addByline("Taylor C. Snow","Celtics.com","taylorcsnow"); addPhoto("https://i.cdn.turner.com/drp/nba/celtics/sites/default/files/160520turnersix.jpg", "Evan Turner led Boston's second unit in points, rebounds and assists.", "B. Sevald/Einstein/NBAE", "Turner-6th");
It’s awards season at Celtics.com! We’re handing out six awards over the next few weeks as we roll through this year’s Celtics.com Awards Series. We may not have trophies or acceptance speeches, but we do have some top-flight Celtics performances to outline. Here we go...
BOSTON – There’s typically a noticeable drop-off in play from an NBA team’s starting unit to its second unit. That was hardly the case for the Boston Celtics, however, as they possessed the highest-scoring bench in the Eastern Conference, largely thanks to the play of glue guy Evan Turner.
C’s coach Brad Stevens often referred to Turner as the team’s “jack-of-all-trades,” and rightfully so. The sixth-year swingman served as the second unit’s primary scorer, rebounder and facilitator. He averaged 10.5 points, 4.9 rebounds and 4.5 assists per game, making him the only player in the league to post such numbers while playing fewer than 30 minutes per contest.
Turner dazzled with his ball handling, was deadly from the midrange, and provided clutch scoring down the stretch, time and time again. He was also extremely durable, missing just one game all season – his first absence due to injury since the 2011-12 campaign.
For all that Turner offered, he deservedly earned the title as Boston’s Sixth Man of the Year for the 2015-16 season.
After starting 57 games for the Celtics during his first season with the team, Turner took on what appeared to be a diminished role by transitioning to the bench. The 27-year-old veteran made just a dozen spot starts, but he did not utter a complaint, embracing the change with an open mind.
Despite the role change, Turner’s playing time actually increased slightly from 27.6 minutes per game to 28.0 minutes per game. He showed great improvements with his shooting, posting career highs in field goal percentage (45.6 percent) and free throw percentage (82.7 percent).
Turner also proved that he could adjust to his weaknesses mid-season. His biggest struggle throughout the first half of the campaign was 3-point shooting – he shot just 14.5 percent (9-for-62) before the All-Star break, which was the worst percentage in the NBA among players who had attempted at least 50 3-pointers.

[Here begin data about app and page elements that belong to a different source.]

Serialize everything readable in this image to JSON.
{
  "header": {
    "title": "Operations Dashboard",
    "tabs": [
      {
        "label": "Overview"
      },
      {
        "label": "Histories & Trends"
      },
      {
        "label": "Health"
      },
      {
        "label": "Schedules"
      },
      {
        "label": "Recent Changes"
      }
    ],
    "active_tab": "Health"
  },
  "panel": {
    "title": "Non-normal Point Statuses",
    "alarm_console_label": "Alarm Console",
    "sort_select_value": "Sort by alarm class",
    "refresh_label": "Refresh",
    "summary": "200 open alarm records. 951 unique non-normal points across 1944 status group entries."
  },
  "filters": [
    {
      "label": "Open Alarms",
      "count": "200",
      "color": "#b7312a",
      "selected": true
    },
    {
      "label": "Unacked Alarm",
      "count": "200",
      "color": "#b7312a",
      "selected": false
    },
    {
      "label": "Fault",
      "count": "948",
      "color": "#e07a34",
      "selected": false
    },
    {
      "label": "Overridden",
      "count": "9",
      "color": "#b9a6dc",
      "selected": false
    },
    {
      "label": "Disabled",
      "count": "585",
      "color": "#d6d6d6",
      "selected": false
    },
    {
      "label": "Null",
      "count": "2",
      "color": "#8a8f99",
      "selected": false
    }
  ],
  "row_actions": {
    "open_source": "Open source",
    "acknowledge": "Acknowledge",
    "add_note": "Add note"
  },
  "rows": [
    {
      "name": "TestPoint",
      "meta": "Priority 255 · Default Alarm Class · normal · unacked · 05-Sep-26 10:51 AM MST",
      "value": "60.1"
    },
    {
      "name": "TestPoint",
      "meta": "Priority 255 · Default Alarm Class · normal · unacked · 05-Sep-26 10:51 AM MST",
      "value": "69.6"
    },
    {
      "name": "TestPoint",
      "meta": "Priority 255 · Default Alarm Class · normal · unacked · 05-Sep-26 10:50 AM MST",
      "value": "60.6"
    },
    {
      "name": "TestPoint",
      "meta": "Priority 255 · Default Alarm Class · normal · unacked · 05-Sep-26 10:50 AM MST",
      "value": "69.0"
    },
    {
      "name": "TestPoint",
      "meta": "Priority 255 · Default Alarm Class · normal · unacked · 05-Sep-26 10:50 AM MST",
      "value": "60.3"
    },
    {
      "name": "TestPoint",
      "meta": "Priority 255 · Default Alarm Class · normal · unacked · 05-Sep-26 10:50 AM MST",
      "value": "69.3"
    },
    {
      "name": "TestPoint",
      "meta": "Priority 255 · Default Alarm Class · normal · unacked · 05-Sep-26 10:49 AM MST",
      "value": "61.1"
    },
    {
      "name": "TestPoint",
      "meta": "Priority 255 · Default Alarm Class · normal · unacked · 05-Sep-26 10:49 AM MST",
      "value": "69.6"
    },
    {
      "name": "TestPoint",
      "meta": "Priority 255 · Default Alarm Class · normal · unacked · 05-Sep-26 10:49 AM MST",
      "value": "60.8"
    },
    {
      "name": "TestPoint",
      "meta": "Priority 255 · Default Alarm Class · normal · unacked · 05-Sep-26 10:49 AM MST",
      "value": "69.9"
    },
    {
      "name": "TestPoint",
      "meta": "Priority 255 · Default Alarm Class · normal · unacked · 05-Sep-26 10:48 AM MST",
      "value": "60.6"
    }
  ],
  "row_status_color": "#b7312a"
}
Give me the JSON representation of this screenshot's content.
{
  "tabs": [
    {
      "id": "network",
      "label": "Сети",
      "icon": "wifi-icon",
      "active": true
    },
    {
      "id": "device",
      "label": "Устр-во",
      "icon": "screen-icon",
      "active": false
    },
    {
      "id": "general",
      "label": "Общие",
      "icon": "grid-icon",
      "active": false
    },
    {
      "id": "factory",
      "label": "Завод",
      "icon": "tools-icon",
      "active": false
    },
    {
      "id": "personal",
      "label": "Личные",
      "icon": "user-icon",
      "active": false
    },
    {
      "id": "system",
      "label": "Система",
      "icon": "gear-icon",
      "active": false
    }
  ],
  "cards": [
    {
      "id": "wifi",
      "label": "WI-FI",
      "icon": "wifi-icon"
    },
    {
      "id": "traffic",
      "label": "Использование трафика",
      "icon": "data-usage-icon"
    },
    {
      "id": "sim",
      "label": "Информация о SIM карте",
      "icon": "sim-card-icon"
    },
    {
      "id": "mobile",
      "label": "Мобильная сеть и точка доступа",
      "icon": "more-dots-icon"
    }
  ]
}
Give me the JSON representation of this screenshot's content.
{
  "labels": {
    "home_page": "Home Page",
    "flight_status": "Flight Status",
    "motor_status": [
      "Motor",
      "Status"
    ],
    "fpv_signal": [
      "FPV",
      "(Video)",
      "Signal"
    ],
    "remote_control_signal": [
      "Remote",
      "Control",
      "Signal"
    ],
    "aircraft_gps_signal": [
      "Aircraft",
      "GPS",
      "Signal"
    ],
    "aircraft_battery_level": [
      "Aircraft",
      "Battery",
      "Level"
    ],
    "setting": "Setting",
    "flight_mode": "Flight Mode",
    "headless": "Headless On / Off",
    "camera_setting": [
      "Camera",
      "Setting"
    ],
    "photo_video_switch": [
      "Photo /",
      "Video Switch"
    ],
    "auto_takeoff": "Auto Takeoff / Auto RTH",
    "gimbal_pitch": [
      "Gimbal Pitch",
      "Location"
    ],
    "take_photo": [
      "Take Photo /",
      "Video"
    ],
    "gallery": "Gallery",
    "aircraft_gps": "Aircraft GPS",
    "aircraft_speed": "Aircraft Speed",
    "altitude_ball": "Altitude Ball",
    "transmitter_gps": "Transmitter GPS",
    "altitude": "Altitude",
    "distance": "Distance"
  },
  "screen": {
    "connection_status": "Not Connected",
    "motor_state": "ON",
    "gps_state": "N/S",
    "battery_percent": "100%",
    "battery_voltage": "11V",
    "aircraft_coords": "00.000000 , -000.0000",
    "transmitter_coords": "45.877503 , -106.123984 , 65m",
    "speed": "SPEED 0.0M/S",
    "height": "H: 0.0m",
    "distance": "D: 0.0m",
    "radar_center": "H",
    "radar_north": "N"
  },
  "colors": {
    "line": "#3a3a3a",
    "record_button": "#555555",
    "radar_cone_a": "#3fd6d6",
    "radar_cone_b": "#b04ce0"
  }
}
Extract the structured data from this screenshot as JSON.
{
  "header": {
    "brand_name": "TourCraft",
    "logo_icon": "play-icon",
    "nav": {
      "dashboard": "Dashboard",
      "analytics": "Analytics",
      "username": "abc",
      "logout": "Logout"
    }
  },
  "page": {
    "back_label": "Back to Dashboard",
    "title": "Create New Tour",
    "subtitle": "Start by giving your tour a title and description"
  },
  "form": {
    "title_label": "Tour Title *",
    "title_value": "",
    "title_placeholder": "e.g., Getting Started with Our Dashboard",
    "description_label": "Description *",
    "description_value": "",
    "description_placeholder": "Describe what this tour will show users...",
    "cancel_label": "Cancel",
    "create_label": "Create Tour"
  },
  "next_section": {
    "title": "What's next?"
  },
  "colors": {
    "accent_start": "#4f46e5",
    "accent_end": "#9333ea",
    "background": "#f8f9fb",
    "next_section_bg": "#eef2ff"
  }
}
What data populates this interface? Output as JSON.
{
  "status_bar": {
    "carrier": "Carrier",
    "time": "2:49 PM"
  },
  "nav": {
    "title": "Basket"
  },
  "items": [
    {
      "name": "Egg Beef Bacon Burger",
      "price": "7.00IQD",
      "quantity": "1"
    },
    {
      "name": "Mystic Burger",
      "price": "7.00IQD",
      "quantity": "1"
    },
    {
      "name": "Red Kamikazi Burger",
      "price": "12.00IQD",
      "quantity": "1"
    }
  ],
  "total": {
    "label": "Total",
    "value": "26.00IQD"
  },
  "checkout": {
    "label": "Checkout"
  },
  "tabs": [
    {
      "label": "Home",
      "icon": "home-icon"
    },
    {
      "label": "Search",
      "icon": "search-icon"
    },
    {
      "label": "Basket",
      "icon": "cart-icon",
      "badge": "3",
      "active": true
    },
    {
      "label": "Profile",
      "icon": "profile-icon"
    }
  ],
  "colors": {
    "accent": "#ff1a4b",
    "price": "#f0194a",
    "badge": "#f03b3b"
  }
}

ET completely flipped that switch after the break, hitting 52.4 percent (11-for-21) of his treys over his final 26 games of the season – the third best post-All-Star mark in the league among players who attempted at least 20.
It wasn’t just Turner’s scoring that helped Boston, however; he proved to be reliable on the glass and as a ball handler. In fact, he was the only player in the league to notch at least 350 rebounds and 350 assists while committing fewer than 170 turnovers.
Turner also finished in the top 10 in a number of key categories among NBA reserves. According to Basketball-Reference.com, among players who played in at least 65 games while starting fewer than 15, he finished first in assists (347), fifth in steals (80), eighth in rebounds (397) and 10th in points (854).
With all of that being noted, it wasn’t surprising that Turner was one of the top vote-getters in this season’s NBA Sixth Man of the Year polling. He finished fifth behind winner Jamal Crawford, Andre Iguodala, Enes Kanter and Will Barton.
In Boston, though, he was the unrivaled choice for the award, as his jack-of-all-trades persona perfectly exemplified the sixth man role.